Saturday, October 22, 2011


Occasionally my dad would purchase a cow or two at the local cattle auction to increase our dairy herd.  One time he bought a young cow that produced a lot of milk but had a mean disposition.   We guessed she had been abused by a former owner since she plain didn’t like people.  We kids learned she was easily threatened if we carried a stick, even a small one.

In the spring new calves arrived almost daily and I loved the new babies.  Although our cows were protective of their shiny black and white toddlers most of them allowed us to pet and handle them.  So when I was helping bring the cows into the corral one evening I was attracted to a new calf.

Suddenly I realized this one belonged to our cranky cow.  She lowered her head and charged.  I don’t think I even touched the ground as I shot across the barnyard.  Ornery was right behind me as I rolled under the fence.  I don’t remember screaming but my mom heard me and was out of the house and dusting me off before I knew what had happened.  We tried to gentle down our grouchy cow but Dad finally had to sell her.

There was another time my mother came sprinting in response to my scream.  Not all our fields were well fenced to contain the cattle.  Some were surrounded by a single strand of barbed wire, but that wire was charged with a pulse of electricity.  The cows and the rest of us, including the dog, had a healthy respect for a one-wire fence.  Accidently touching the wire would give a surprise shock we didn’t forget.

One evening as I was bringing in the cows from pasture I decided I could jump a big puddle across the path.  I missed the jump and instinctively stretched out my hand to steady myself only to have it close around that electric fence.  Standing in water must have really increased the buzz because I let out a yell that brought Mom in a hurry from a hundred yards away.  I had recovered from the shock by the time she arrived.  I think I was more surprised at how fast she could  run.

Illustrations are watercolor pencil on paper from my sketch book.

Thursday, October 20, 2011

Monday, October 17, 2011


Continued from previous post:

While the guys played in the mud, moss and fish slime I had plenty of time to
 kick back, enjoy the scenery and observe the local residents. 

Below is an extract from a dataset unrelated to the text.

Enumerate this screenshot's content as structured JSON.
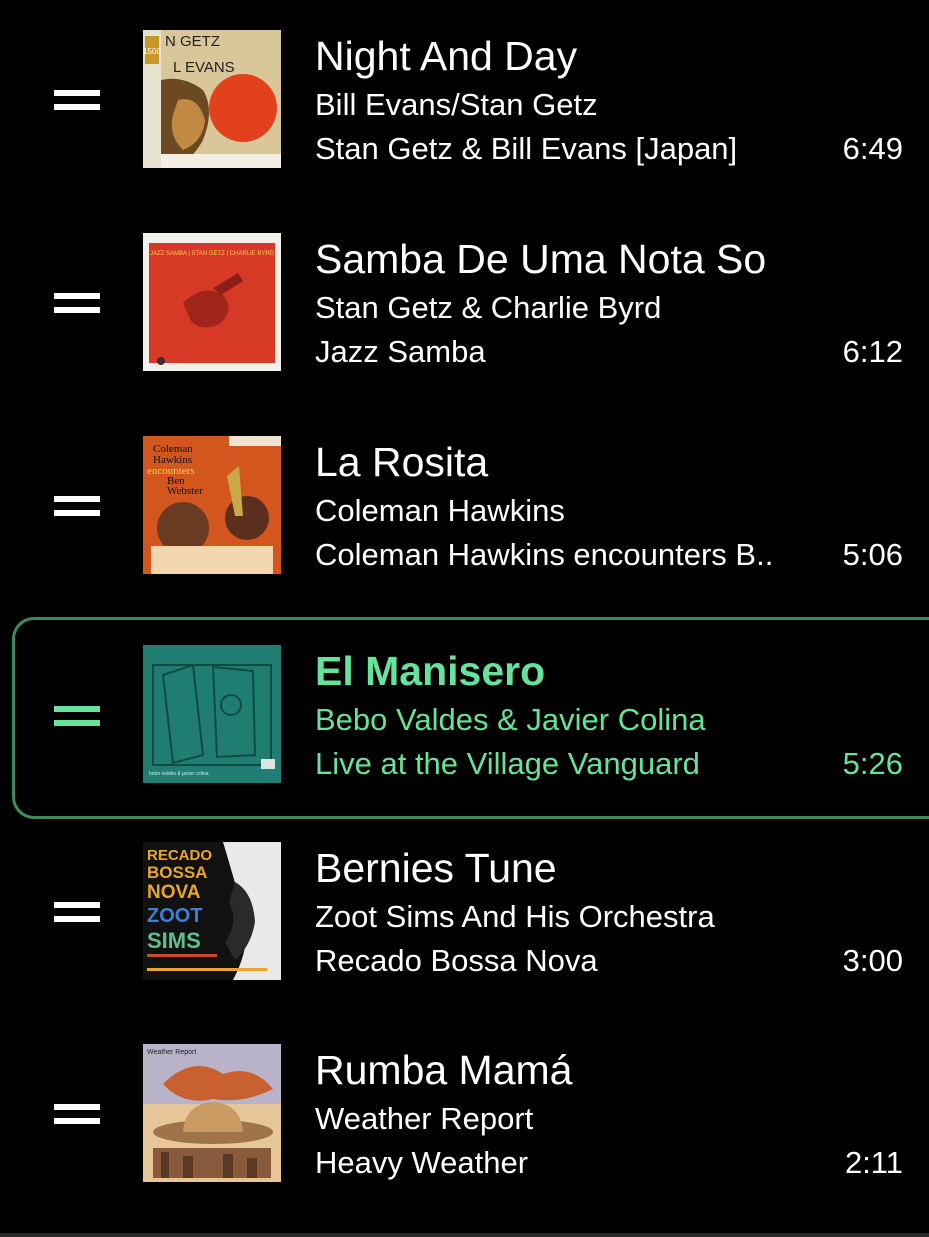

The morning mist gradually melted off the mountains, just recently dusted with snow.

Plenty of birds came and went.---I think these are coots.

Seagulls cruised the vicinity, probably hoping there would be hand-outs, 
left overs or tossed trash fish.

Loons swam by, their familiar call whistling across the water.

I was thoroughly enjoying the romantic sound until Beavis quoted the line from 
"On Golden Pond" in a quavery Katherine Hepburn voice, 
"The loons! The loons, Norman! They're welcoming us back!"

When the fish stopped biting at the first location we drove to another site.
DH pointed out the "eagle tree" and sure enough there was a big, dark
golden eagle perched there. 

He was giving us quite a stare down. 

After it snows the guys come back to this same place to ice fish.
Last winter there was a bald eagle the guys named Charley 
who helped himself to the trash fish that got tossed on the ice.

I was sitting in my camp chair waiting for some fishing action when I saw what
I thought was a small boat moving through the water about a hundred yards away.
When it reached the shore I could see through my zoom lens that it was a huge

bull moose with a giant rack of antlers.  He walked up the shore

...and wandered off into the trees.  Wow!

Now I'm trying to talk myself into tagging along on an ice fishing trip
so I can get my own pictures of Charley.  The last time I went with them
I nearly froze solid, but I really, really want some good photos
 of a bald eagle.  I'm going to have to think about that some more.